In this example, the cross-talk is completely non-electronic, non-databased, and is all the more compelling for that. It evokes immediately the 8-bit aesthetic and this aspect is whap makes it a “digital” incarnation. Simply wonderful.

If anyone finds out where this is in NYC’s Lower East Side, and who did it — I would be glad to know.


This just in — evidently it was at 9th Street between 2nd and 3rd Avenues.

Pixel Pour Tagged


Pixel Pour Gone

This is doubly interesting here. Now this spigot — which I think is an exhaust for an underground furnace or boiler, or perhaps a way to off-gas fumes that might accumulate under the sidewalk — is a completely different object — not even what it was before. It looks like a drained tap, not an exhaust vent (or whatever it is “really.”) This is the transformative part of that little provocation. Not to over think this street intervention, but it was truly transformative in the sense that it took a mundane, very ordinary, barely existent object and made it resonant. It was a real disruption — not in the sense of causing consternation or harm, but disruption in the sense of opening a hole in space and re-writing reality.


Okay, back to the usual grumble..

Continue reading Pixel Pour (By Kelly Goeller)



A hand-painted sign marking this restaurant/bar, curious reversed. I puzzled over this — it seemed not particularly in keeping with the generally sensible and utilitarian graphic design of most everything else in San Miguel de Allende. This seemed to have a peculiar sensibility that serves no specific purpose other than to be different and noticeable for being odd.

My best guess for this is that the streets that run left/right in this orientation are steep side streets and not heavily trafficked. The streets running into/out-of the frame are roughly level and would fit more into my category of “main drags.” This restaurant is right at the corner, but the entrance is on the side street. The street that runs perpendicular to this entrance is a one-way, with trafficking flowing away from the entrance. You would not see the restaurant entrance or the sign as you trundle in your Volkswagon or pick-up truck..unless you caught it in your rear-view mirror as you drove away. In this case, the sign is exceptionally utilitarian and sensible.
Continue reading Reverso

Re-Write Infrastructure — Diablitos Instantiated


Seen in San Miguel de Allende, a re-routed, altered infrastructures adapted to more convenient, local activities. They are, according to one commentor here, "Diablitos" — little devils. In portugal they are "gato," according to Younghee. Both are idioms for illegally drawn electric cables. Here an overhead mains line is retrofitted with a conventional North American plug to accommodate..? This could easily be a private and perhaps illegal improvisation by an enterprising citizen or perhaps a sanctioned retrofit for temporary access to power by local authorities.
Continue reading Re-Write Infrastructure — Diablitos Instantiated

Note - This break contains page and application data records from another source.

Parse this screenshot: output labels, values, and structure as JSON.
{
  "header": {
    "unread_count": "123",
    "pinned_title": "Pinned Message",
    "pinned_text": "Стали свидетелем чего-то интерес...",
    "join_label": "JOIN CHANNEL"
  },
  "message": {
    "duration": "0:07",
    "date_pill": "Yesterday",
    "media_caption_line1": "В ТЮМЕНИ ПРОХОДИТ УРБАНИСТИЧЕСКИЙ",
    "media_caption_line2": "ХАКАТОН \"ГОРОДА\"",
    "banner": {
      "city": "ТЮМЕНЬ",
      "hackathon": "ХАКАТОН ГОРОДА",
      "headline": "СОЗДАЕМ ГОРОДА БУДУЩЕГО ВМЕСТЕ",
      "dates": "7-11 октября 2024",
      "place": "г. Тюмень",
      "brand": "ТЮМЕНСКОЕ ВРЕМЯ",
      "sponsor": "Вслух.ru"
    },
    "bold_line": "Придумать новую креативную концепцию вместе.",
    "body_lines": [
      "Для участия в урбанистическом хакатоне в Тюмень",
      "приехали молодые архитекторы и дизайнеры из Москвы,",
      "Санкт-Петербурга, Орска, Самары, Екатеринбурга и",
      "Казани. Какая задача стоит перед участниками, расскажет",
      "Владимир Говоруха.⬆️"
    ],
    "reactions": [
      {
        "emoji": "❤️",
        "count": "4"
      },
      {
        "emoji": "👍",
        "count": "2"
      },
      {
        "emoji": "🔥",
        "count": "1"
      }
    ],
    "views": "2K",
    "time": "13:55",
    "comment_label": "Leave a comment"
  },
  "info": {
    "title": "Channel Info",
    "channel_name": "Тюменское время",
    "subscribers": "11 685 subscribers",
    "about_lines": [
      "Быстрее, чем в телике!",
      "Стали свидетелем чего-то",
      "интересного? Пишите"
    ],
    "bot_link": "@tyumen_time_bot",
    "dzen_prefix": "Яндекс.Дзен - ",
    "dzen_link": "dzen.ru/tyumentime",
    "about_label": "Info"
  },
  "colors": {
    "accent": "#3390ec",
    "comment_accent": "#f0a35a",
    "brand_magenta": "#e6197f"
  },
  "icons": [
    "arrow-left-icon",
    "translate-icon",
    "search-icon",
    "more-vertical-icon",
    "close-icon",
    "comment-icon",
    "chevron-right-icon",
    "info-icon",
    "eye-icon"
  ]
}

A cordon of "road turtes" repositioned to define an area for a vendor’s cart of refreshing fruit cups. The road turtles stake out an informal, semi-permanent "home" for the vendor’s cart, but closer to permanent in that they’re nailed into the softer material between the broad cobblestones that make up the street. I found this practice in a couple of instances. Semi-permanence in a bustling context where finding a place to conduct business probably requires some sort of territorial negotiation, including making material adjustments/improvements to public space.

Continue reading Territory